Increasing public investment in labour-intensive sectors
The recent empirical evidence from a ‘jobless growth’ phase across India poses long-term challenges to the rate of employment of existing labour and those entering the job market in the near future. Public investments in sectors or industrial activities that involve a greater labour intensity may allow opportunities for medium- to low-skilled labor, in turn boosting growth. Capital-intensive growth that lowers employment elasticity should be prevented.
The substitution of capital for labour in organised manufacturing activities (as seen in the case of the automobile industry, for example) endangers existing and new employment opportunities for India’s rising labour market. To tackle this, one requires an increase in public and private investments in small and medium industries manufacturing leather products, textiles, apparel, rubber products, electrical equipment, hardware, etc. One can observe two-fold advantages from the nature of such investments: one, this will allow most of the working labour to be absorbed in these industries; second, it will help in expanding the export-potential of these export-oriented primary goods that are higher in consumer demand across countries in South and Southeast Asia.
Increasing investment in health and agriculture
In terms of public investment, both these sectors have witnessed utmost neglect over the last decade and more. A well-coordinated regulatory approach by state and central governments can help channelise quality investment (including private investment) in higher and primary education along with healthcare, enabling citizens to have access to basic social opportunities at an affordable cost. China made a similar push towards its healthcare and education sector (from the mid 1980s) that allowed better performance across all socio-economic indicators. India’s own medical industry, along with the primary and higher education landscape, has significant untapped potential which warrants a greater investment push.
In addition to healthcare and education sectors, agriculture needs a big investment push from the state to allow for the rapid expansion of the domestic markets and improved growth. Good quality public investment in areas of infrastructural growth (irrigation and water management systems, warehousing, rural roads); shift to non-cereal products (fruits and vegetables, fisheries and animal husbandry) and promoting the agro-processing industry are key institutional reforms needed to improve the agricultural sector’s performance for a consistent long-term economic growth. A dual-track market liberalisation strategy can work well for states that are unable to provide a higher profitable price to farmers for their produce.
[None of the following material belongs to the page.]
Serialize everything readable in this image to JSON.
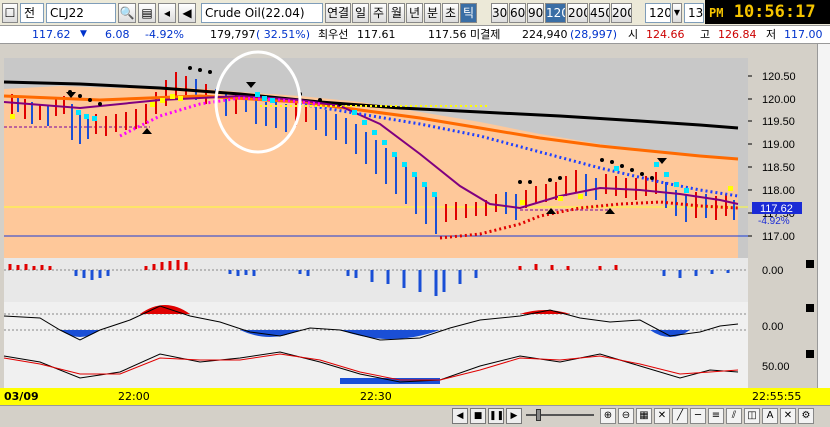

Another key requirement for increasing public investment in healthcare, education and agriculture along with other areas of organised manufacturing is to reduce the rising level of gender inequality. Increasing women’s participation in organised employment can be achieved by investing or promoting investment in sectors where the female-male labour force participation rate is more balanced, which is seen in the case of healthcare, education and farm employment.
Outside the organised sector, the quality of women’s employment is significantly lower than that of men’s employment, while underemployment too is still extremely high for women when compared to men. Public investments across all industries with a policy focus to balance the female labour force participation rate and the female-male working population ratio can go a long way in improving India’s economic growth performance while strengthening its social capital.
Deepanshu Mohan is assistant professor of economics at Jindal School of International Affairs, O.P. Global Jindal University.